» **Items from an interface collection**
· · · · · · ·
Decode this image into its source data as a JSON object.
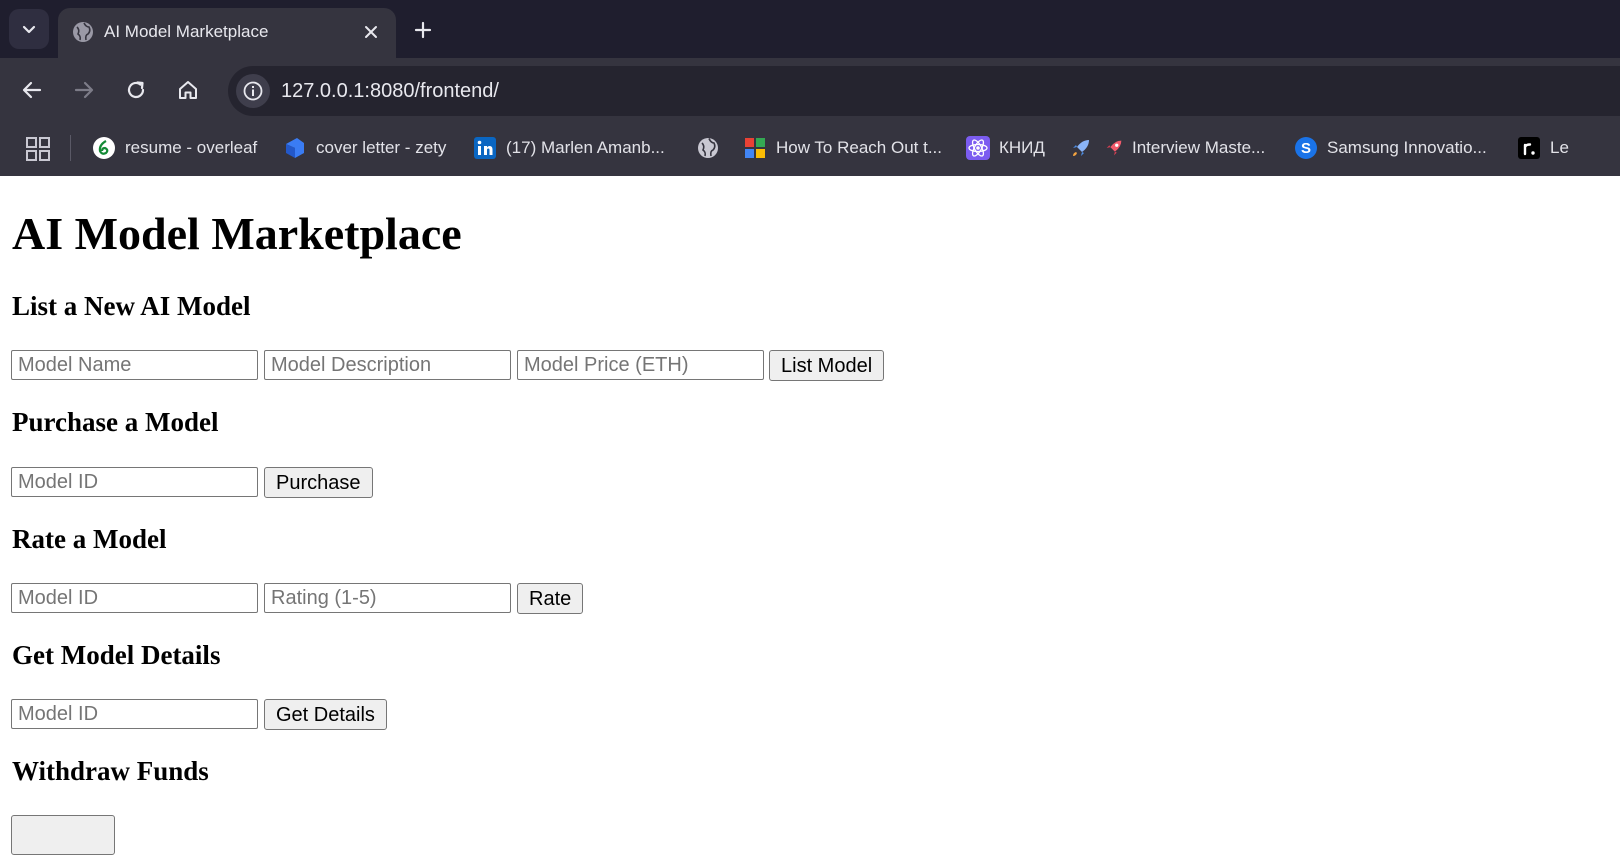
{
  "browser": {
    "tab": {
      "title": "AI Model Marketplace"
    },
    "url": "127.0.0.1:8080/frontend/",
    "bookmarks": [
      {
        "label": "resume - overleaf",
        "icon": "overleaf-icon"
      },
      {
        "label": "cover letter - zety",
        "icon": "zety-icon"
      },
      {
        "label": "(17) Marlen Amanb...",
        "icon": "linkedin-icon"
      },
      {
        "label": "",
        "icon": "globe-icon"
      },
      {
        "label": "How To Reach Out t...",
        "icon": "puzzle-icon"
      },
      {
        "label": "КНИД",
        "icon": "react-icon"
      },
      {
        "label": "Interview Maste...",
        "icon": "rocket-icon"
      },
      {
        "label": "Samsung Innovatio...",
        "icon": "samsung-s-icon"
      },
      {
        "label": "Le",
        "icon": "r-dot-icon"
      }
    ]
  },
  "page": {
    "title": "AI Model Marketplace",
    "list_section": {
      "heading": "List a New AI Model",
      "name_placeholder": "Model Name",
      "description_placeholder": "Model Description",
      "price_placeholder": "Model Price (ETH)",
      "button": "List Model"
    },
    "purchase_section": {
      "heading": "Purchase a Model",
      "id_placeholder": "Model ID",
      "button": "Purchase"
    },
    "rate_section": {
      "heading": "Rate a Model",
      "id_placeholder": "Model ID",
      "rating_placeholder": "Rating (1-5)",
      "button": "Rate"
    },
    "details_section": {
      "heading": "Get Model Details",
      "id_placeholder": "Model ID",
      "button": "Get Details"
    },
    "withdraw_section": {
      "heading": "Withdraw Funds"
    }
  },
  "colors": {
    "tabstrip": "#1f1e2e",
    "toolbar": "#35343f",
    "omnibox": "#25242f"
  }
}
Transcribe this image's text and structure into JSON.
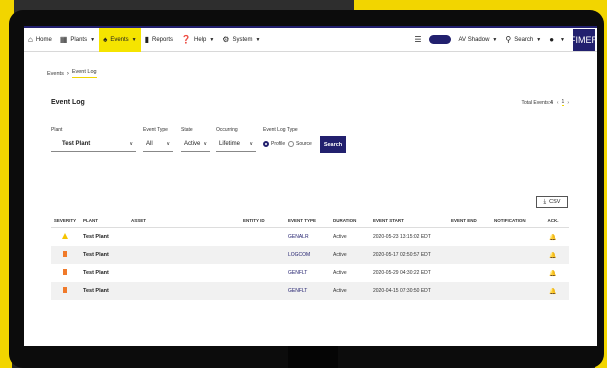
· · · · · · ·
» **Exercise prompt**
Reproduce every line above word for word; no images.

» **Task solution**
Decode this image into its source data as a JSON object.
{
  "browser": {
    "tab": {
      "title": "AI Model Marketplace"
    },
    "url": "127.0.0.1:8080/frontend/",
    "bookmarks": [
      {
        "label": "resume - overleaf",
        "icon": "overleaf-icon"
      },
      {
        "label": "cover letter - zety",
        "icon": "zety-icon"
      },
      {
        "label": "(17) Marlen Amanb...",
        "icon": "linkedin-icon"
      },
      {
        "label": "",
        "icon": "globe-icon"
      },
      {
        "label": "How To Reach Out t...",
        "icon": "puzzle-icon"
      },
      {
        "label": "КНИД",
        "icon": "react-icon"
      },
      {
        "label": "Interview Maste...",
        "icon": "rocket-icon"
      },
      {
        "label": "Samsung Innovatio...",
        "icon": "samsung-s-icon"
      },
      {
        "label": "Le",
        "icon": "r-dot-icon"
      }
    ]
  },
  "page": {
    "title": "AI Model Marketplace",
    "list_section": {
      "heading": "List a New AI Model",
      "name_placeholder": "Model Name",
      "description_placeholder": "Model Description",
      "price_placeholder": "Model Price (ETH)",
      "button": "List Model"
    },
    "purchase_section": {
      "heading": "Purchase a Model",
      "id_placeholder": "Model ID",
      "button": "Purchase"
    },
    "rate_section": {
      "heading": "Rate a Model",
      "id_placeholder": "Model ID",
      "rating_placeholder": "Rating (1-5)",
      "button": "Rate"
    },
    "details_section": {
      "heading": "Get Model Details",
      "id_placeholder": "Model ID",
      "button": "Get Details"
    },
    "withdraw_section": {
      "heading": "Withdraw Funds"
    }
  },
  "colors": {
    "tabstrip": "#1f1e2e",
    "toolbar": "#35343f",
    "omnibox": "#25242f"
  }
}
Transcribe this image's text and structure into JSON.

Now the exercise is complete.